‘Our responses really matter’: WSLHD hosts coercive control panel during Domestic and Family Violence Prevention Month

Please note, this article tackles serious issues and may be triggering for some readers.

If you need support, you can reach the Western Sydney Local Health District (WSLHD) community health team on 1800 011 511. More information about WSLHD’s mental health services can be viewed here. You can also contact Lifeline on 13 11 14.

Westmead Hospital has hosted a powerful event focused on the vital role of the healthcare system and its workers in identifying and responding to coercive control.

May is Domestic and Family Violence Prevention Month and to raise awareness the Integrated Violence Prevention & Response Service (IVPRS) of Western Sydney Local Health District (WSLHD) held an interactive presentation and panel discussion.

Experts across different sectors were engaged as panel members:

  • Gladys Amal – Solicitor Domestic, Family and Sexual Violence Family Law Team at Western Sydney Legal Service
  • Glenys Griffiths- Clinical Director Medical & Forensic PARVAN Services, Northern Sydney Local Health District
  • Narelle Mahboub – Manager Case work with the Western Sydney Nepean Blue Mountains Family Violence Service
  • Hanan Hamza – Child Wellbeing Coordinator, WSLHD

IVPRS provides a coordinated response to violence, abuse and neglect issues including coercive control, which is a repeated pattern of behaviours designed to strip someone of their sense of autonomy and self-worth with the aim of establishing control over them.

This event was an important opportunity for healthcare workers to engage with experts on coercive control and build knowledge on the important and evolving intersection between health, law, and the criminal justice system.

The audience was moved by a powerful statement from a victim survivor discussing their personal experience and listened to informative presentations and a passionate panel discussion before being given an opportunity for participation through a Q&A session.

IVPRS Violence, Abuse and Neglect Therapeutic Specialist Emma Searle emceed the event and in her opening emphasised the important role of the healthcare system in responding to domestic and family violence.

“Most people access health services at some point in their lifetime,” Emma said.

“As the provider of universal services, health is in a unique position to identify and respond to domestic and family violence.

“Violence and abuse can impact how victim survivors of violence engage with health services and their responsiveness to treatment.

And for this reason, our responses really matter.

Emma Searle

IVPRS Domestic Violence counsellor Savvina Tsoungranis went on to share some sobering statistics about intimate partner and family violence before calling attention to the responsibly of not only the healthcare system but its workers.

It is a health issue, and it’s highly likely that health workers will need to identify and respond to coercive control at some point in their personal or professional lives.

Savvina Tsoungranis

Throughout the event WSLHD staff were given informed advice on what coercive control is and how to build their confidence in both identifying and responding to violence, abuse and neglect issues.

Coercive control is often hard to identify and can have a devastating impact on people’s lives.

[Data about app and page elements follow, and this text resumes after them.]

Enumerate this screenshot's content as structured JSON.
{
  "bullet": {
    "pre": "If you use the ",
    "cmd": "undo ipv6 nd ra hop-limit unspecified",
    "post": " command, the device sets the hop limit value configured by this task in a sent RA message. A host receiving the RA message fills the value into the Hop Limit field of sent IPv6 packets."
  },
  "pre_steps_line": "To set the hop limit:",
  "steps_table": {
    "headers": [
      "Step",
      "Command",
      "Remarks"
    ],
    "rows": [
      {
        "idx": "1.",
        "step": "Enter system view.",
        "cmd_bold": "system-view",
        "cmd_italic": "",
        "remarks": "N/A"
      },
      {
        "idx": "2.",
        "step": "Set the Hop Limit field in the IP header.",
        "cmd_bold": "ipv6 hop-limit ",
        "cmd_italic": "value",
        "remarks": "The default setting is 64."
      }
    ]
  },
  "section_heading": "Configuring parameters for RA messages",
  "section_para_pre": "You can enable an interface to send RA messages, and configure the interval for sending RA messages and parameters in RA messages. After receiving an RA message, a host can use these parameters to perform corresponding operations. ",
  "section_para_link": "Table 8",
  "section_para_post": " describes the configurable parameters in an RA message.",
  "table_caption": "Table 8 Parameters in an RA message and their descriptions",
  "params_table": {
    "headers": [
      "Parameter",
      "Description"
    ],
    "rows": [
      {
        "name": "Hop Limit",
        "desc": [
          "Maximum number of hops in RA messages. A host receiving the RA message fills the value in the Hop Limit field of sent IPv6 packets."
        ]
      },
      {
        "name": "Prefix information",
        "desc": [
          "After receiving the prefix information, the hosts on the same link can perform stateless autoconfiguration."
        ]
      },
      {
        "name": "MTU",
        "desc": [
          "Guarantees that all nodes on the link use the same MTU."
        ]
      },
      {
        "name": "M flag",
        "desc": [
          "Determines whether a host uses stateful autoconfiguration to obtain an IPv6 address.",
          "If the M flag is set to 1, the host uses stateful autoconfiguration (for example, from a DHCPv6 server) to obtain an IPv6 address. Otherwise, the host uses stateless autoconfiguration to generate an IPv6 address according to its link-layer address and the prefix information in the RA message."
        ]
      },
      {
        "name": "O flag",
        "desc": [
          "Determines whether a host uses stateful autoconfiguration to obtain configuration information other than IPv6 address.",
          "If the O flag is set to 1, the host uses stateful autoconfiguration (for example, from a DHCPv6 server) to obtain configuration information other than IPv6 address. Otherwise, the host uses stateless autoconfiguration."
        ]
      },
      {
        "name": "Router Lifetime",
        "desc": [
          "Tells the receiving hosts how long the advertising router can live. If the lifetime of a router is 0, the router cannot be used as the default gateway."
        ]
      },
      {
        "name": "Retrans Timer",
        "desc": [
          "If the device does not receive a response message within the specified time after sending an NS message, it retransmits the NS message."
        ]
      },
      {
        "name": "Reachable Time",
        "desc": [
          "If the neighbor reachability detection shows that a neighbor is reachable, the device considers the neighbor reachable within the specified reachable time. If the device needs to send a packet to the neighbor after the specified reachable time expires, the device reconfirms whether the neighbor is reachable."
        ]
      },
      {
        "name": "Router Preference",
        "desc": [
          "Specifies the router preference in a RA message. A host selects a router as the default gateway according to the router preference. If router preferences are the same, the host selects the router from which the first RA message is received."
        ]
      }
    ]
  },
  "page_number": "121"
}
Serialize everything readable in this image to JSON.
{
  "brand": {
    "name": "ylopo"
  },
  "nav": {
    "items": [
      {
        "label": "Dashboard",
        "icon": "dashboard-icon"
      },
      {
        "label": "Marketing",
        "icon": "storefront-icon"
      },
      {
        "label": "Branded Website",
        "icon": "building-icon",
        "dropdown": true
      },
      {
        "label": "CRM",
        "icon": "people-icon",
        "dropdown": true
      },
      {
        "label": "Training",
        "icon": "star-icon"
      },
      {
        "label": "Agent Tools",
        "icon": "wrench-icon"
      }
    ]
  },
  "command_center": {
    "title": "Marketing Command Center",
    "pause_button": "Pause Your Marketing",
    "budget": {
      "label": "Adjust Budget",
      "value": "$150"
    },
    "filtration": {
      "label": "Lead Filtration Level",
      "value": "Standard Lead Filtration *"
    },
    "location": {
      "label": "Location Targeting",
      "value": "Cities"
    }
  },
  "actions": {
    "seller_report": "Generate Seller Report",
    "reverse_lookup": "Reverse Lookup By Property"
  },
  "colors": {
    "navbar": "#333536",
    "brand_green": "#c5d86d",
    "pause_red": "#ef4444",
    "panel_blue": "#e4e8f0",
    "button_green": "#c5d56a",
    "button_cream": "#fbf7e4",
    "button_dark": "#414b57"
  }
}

This initiative from the IVPRS was an important step to raise awareness, build confidence and provide knowledge to western Sydney healthcare workers.

If you’re experiencing abuse, want to support someone else, or you’re hurting someone you care about – there is help available.

If you’re in immediate danger, call Triple Zero (000) and ask for Police.

If you or someone you know is experiencing violence or abuse contact 1800RESPECT on 1800 737 732 for 24/7 support.

If you are worried your behaviour is hurting someone you care about, contact the Men’s Referral Service on 1300 766 491 for free, confidential and anonymous support.

For more information about the WSLHD Integrated Violence and Response Service, please click here.